Find out which green products can help reduce asthma and other health issues at your school, in this USGBC guide

by Brianna Crandall — October 5, 2020 — The Center for Green Schools at the U.S. Green Building Council (USGBC) has released guidance for K-12 schools on product purchasing to support the estimated six million US students under 18 affected by asthma, as well as those suffering from other health issues exacerbated by certain allergens and poor indoor air quality (IAQ). As schools across the country reopen or make plans for reentry, the coronavirus pandemic has brought a renewed focus on health, notes USGBC.

Anisa Heming, director of the Center for Green Schools, stated:

Healthy schools are critical to rebuilding our economy, and we need to prioritize decisions that allow students, teachers, janitorial staff and communities at large to feel supported and safe. Through this new guide, we’re providing actionable guidance that education leaders can put into practice now to protect millions of students. Healthy people in healthy places is the fastest way to rebuild a healthy economy, and it starts with investing in our schools.

The Center identified four primary categories where environmentally healthy purchasing can help reduce irritants and allergens that contribute to asthma and other health issues:

  • Cleaning products
  • Filters
  • Furniture and rugs
  • Markers and paints

USGBC’s Center for Green Schools is a global leader in advancing green schools and provides school districts and education leaders with resources and training to create sustainable, healthy, resilient and equitable learning environments.

According to USGBC, a healthy green purchasing policy is an effective measure to help address common asthma triggers such as exposure to volatile organic compounds (VOCs), indoor allergens and poor ventilation.

The asthma prevention guidance provides a list of third-party product certifications to consider, best practices for choosing low-VOC materials, and methods for engaging school decision-makers to implement a new purchasing policy.
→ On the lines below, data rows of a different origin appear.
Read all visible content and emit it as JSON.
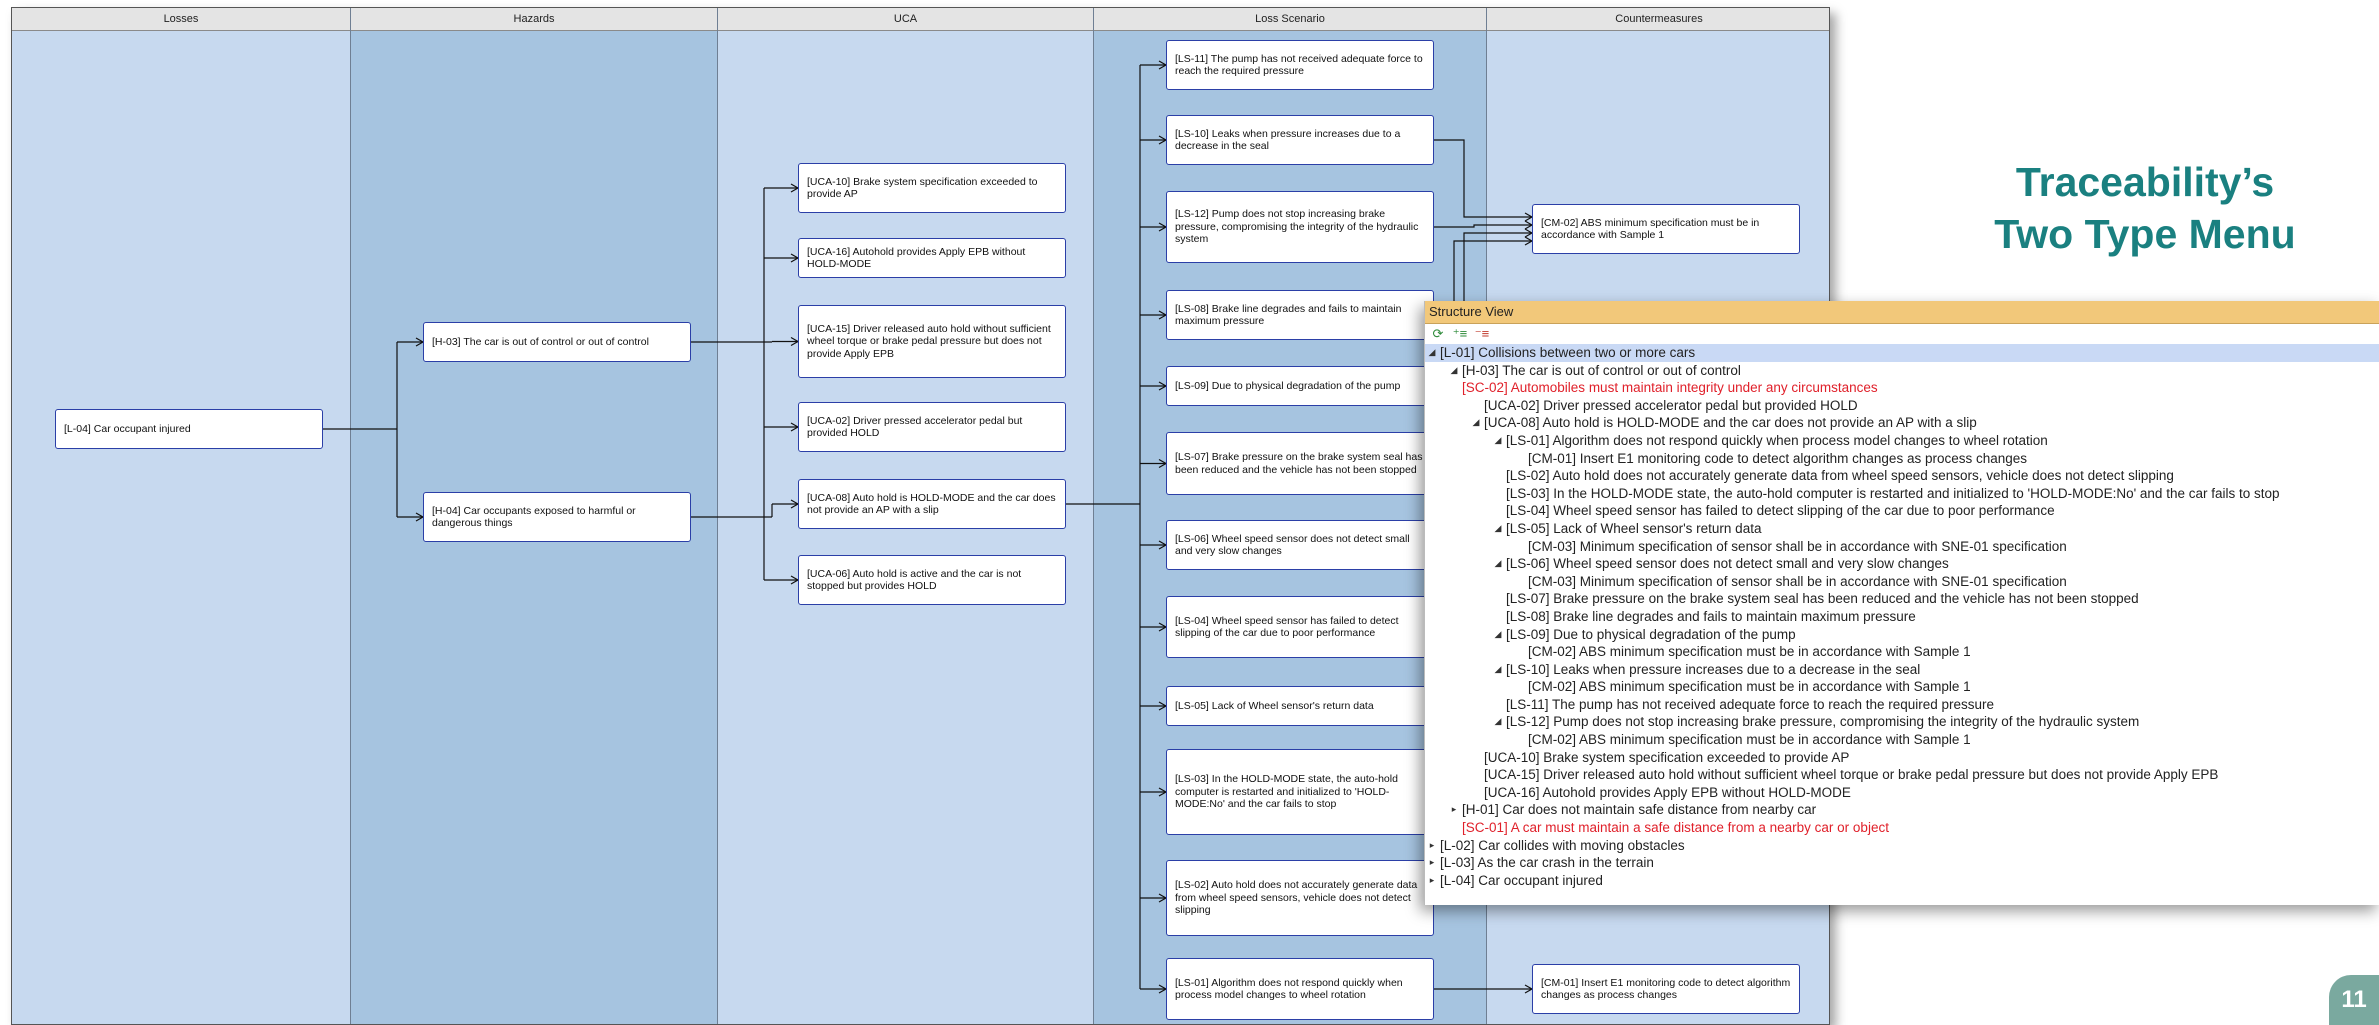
{
  "slide": {
    "title_line1": "Traceability’s",
    "title_line2": "Two Type Menu",
    "page_number": "11"
  },
  "diagram": {
    "columns": [
      "Losses",
      "Hazards",
      "UCA",
      "Loss Scenario",
      "Countermeasures"
    ],
    "nodes": {
      "l04": "[L-04] Car occupant injured",
      "h03": "[H-03] The car is out of control or out of control",
      "h04": "[H-04] Car occupants exposed to harmful or dangerous things",
      "uca10": "[UCA-10] Brake system specification exceeded to provide AP",
      "uca16": "[UCA-16] Autohold provides Apply EPB without HOLD-MODE",
      "uca15": "[UCA-15] Driver released auto hold without sufficient wheel torque or brake pedal pressure but does not provide Apply EPB",
      "uca02": "[UCA-02] Driver pressed accelerator pedal but provided HOLD",
      "uca08": "[UCA-08] Auto hold is HOLD-MODE and the car does not provide an AP with a slip",
      "uca06": "[UCA-06] Auto hold is active and the car is not stopped but provides HOLD",
      "ls11": "[LS-11] The pump has not received adequate force to reach the required pressure",
      "ls10": "[LS-10] Leaks when pressure increases due to a decrease in the seal",
      "ls12": "[LS-12] Pump does not stop increasing brake pressure, compromising the integrity of the hydraulic system",
      "ls08": "[LS-08] Brake line degrades and fails to maintain maximum pressure",
      "ls09": "[LS-09] Due to physical degradation of the pump",
      "ls07": "[LS-07] Brake pressure on the brake system seal has been reduced and the vehicle has not been stopped",
      "ls06": "[LS-06] Wheel speed sensor does not detect small and very slow changes",
      "ls04": "[LS-04] Wheel speed sensor has failed to detect slipping of the car due to poor performance",
      "ls05": "[LS-05] Lack of Wheel sensor's return data",
      "ls03": "[LS-03] In the HOLD-MODE state, the auto-hold computer is restarted and initialized to 'HOLD-MODE:No' and the car fails to stop",
      "ls02": "[LS-02] Auto hold does not accurately generate data from wheel speed sensors, vehicle does not detect slipping",
      "ls01": "[LS-01] Algorithm does not respond quickly when process model changes to wheel rotation",
      "cm02": "[CM-02] ABS minimum specification must be in accordance with Sample 1",
      "cm01": "[CM-01] Insert E1 monitoring code to detect algorithm changes as process changes"
    }
  },
  "structure_view": {
    "title": "Structure View",
    "toolbar": [
      "refresh-icon",
      "expand-all-icon",
      "collapse-all-icon"
    ],
    "rows": [
      {
        "text": "[L-01] Collisions between two or more cars",
        "level": 0,
        "toggle": "open",
        "color": "normal",
        "selected": true
      },
      {
        "text": "[H-03] The car is out of control or out of control",
        "level": 1,
        "toggle": "open",
        "color": "normal"
      },
      {
        "text": "[SC-02] Automobiles must maintain integrity under any circumstances",
        "level": 1,
        "toggle": "",
        "color": "red"
      },
      {
        "text": "[UCA-02] Driver pressed accelerator pedal but provided HOLD",
        "level": 2,
        "toggle": "",
        "color": "normal"
      },
      {
        "text": "[UCA-08] Auto hold is HOLD-MODE and the car does not provide an AP with a slip",
        "level": 2,
        "toggle": "open",
        "color": "normal"
      },
      {
        "text": "[LS-01] Algorithm does not respond quickly when process model changes to wheel rotation",
        "level": 3,
        "toggle": "open",
        "color": "normal"
      },
      {
        "text": "[CM-01] Insert E1 monitoring code to detect algorithm changes as process changes",
        "level": 4,
        "toggle": "",
        "color": "normal"
      },
      {
        "text": "[LS-02] Auto hold does not accurately generate data from wheel speed sensors, vehicle does not detect slipping",
        "level": 3,
        "toggle": "",
        "color": "normal"
      },
      {
        "text": "[LS-03] In the HOLD-MODE state, the auto-hold computer is restarted and initialized to 'HOLD-MODE:No' and the car fails to stop",
        "level": 3,
        "toggle": "",
        "color": "normal"
      },
      {
        "text": "[LS-04] Wheel speed sensor has failed to detect slipping of the car due to poor performance",
        "level": 3,
        "toggle": "",
        "color": "normal"
      },
      {
        "text": "[LS-05] Lack of Wheel sensor's return data",
        "level": 3,
        "toggle": "open",
        "color": "normal"
      },
      {
        "text": "[CM-03] Minimum specification of sensor shall be in accordance with SNE-01 specification",
        "level": 4,
        "toggle": "",
        "color": "normal"
      },
      {
        "text": "[LS-06] Wheel speed sensor does not detect small and very slow changes",
        "level": 3,
        "toggle": "open",
        "color": "normal"
      },
      {
        "text": "[CM-03] Minimum specification of sensor shall be in accordance with SNE-01 specification",
        "level": 4,
        "toggle": "",
        "color": "normal"
      },
      {
        "text": "[LS-07] Brake pressure on the brake system seal has been reduced and the vehicle has not been stopped",
        "level": 3,
        "toggle": "",
        "color": "normal"
      },
      {
        "text": "[LS-08] Brake line degrades and fails to maintain maximum pressure",
        "level": 3,
        "toggle": "",
        "color": "normal"
      },
      {
        "text": "[LS-09] Due to physical degradation of the pump",
        "level": 3,
        "toggle": "open",
        "color": "normal"
      },
      {
        "text": "[CM-02] ABS minimum specification must be in accordance with Sample 1",
        "level": 4,
        "toggle": "",
        "color": "normal"
      },
      {
        "text": "[LS-10] Leaks when pressure increases due to a decrease in the seal",
        "level": 3,
        "toggle": "open",
        "color": "normal"
      },
      {
        "text": "[CM-02] ABS minimum specification must be in accordance with Sample 1",
        "level": 4,
        "toggle": "",
        "color": "normal"
      },
      {
        "text": "[LS-11] The pump has not received adequate force to reach the required pressure",
        "level": 3,
        "toggle": "",
        "color": "normal"
      },
      {
        "text": "[LS-12] Pump does not stop increasing brake pressure, compromising the integrity of the hydraulic system",
        "level": 3,
        "toggle": "open",
        "color": "normal"
      },
      {
        "text": "[CM-02] ABS minimum specification must be in accordance with Sample 1",
        "level": 4,
        "toggle": "",
        "color": "normal"
      },
      {
        "text": "[UCA-10] Brake system specification exceeded to provide AP",
        "level": 2,
        "toggle": "",
        "color": "normal"
      },
      {
        "text": "[UCA-15] Driver released auto hold without sufficient wheel torque or brake pedal pressure but does not provide Apply EPB",
        "level": 2,
        "toggle": "",
        "color": "normal"
      },
      {
        "text": "[UCA-16] Autohold provides Apply EPB without HOLD-MODE",
        "level": 2,
        "toggle": "",
        "color": "normal"
      },
      {
        "text": "[H-01] Car does not maintain safe distance from nearby car",
        "level": 1,
        "toggle": "closed",
        "color": "normal"
      },
      {
        "text": "[SC-01] A car must maintain a safe distance from a nearby car or object",
        "level": 1,
        "toggle": "",
        "color": "red"
      },
      {
        "text": "[L-02] Car collides with moving obstacles",
        "level": 0,
        "toggle": "closed",
        "color": "normal"
      },
      {
        "text": "[L-03] As the car crash in the terrain",
        "level": 0,
        "toggle": "closed",
        "color": "normal"
      },
      {
        "text": "[L-04] Car occupant injured",
        "level": 0,
        "toggle": "closed",
        "color": "normal"
      }
    ]
  },
  "colors": {
    "col_light": "#c7d9ef",
    "col_dark": "#a6c4e0",
    "node_border": "#2b3fa7",
    "title": "#1a8080",
    "titlebar": "#f2c87a",
    "selected": "#c9d9f5",
    "red": "#e0202a"
  }
}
The guidance complements USGBC’s LEED (Leadership in Energy and Environmental Design) green building program, which provides a framework for creating healthy, efficient and sustainable buildings, including schools, says USGBC.

Asthma is the most common noncommunicable disease among children and disproportionately impacts children of color and those living below the federal poverty line, points out USGBC. The Centers for Disease Control and Prevention (CDC) cautions that people who are asthmatic may be at a higher risk of developing severe illness from COVID-19.

USGBC also recently released several updates to LEED to assist buildings with reentry during a pandemic, including LEED Safety First pilot credits and Arc Re-Entry, a free program for both LEED and non LEED buildings to benchmark infection-control policies and procedures, collect occupant experiences and track indoor air quality.

In Michigan, Grand Rapids Public Schools (GRPS) switched 100 percent of their chemical inventory to third-party certified green products, saving the district $100,000 a year and improving the work and learning environment for staff and students. The district was ordering and using over 65 different cleaning chemicals and was able to standardize products across schools and prioritize ones that could serve multiple functions while meeting green cleaning standards, says USGBC.

Asthma contributes to roughly 13.8 million missed school days each year, according to CDC. Considering the rapid physical, cognitive and emotional development that children undergo during their elementary and secondary learning years, school and childcare settings are critically important intervention points to address recognized health disparities among the students they serve, notes USGBC.

Healthy Green Purchasing for Asthma Prevention is available to download from the USGBC website. Additional resources and programs to support healthy, green schools are available from the Center for Green Schools.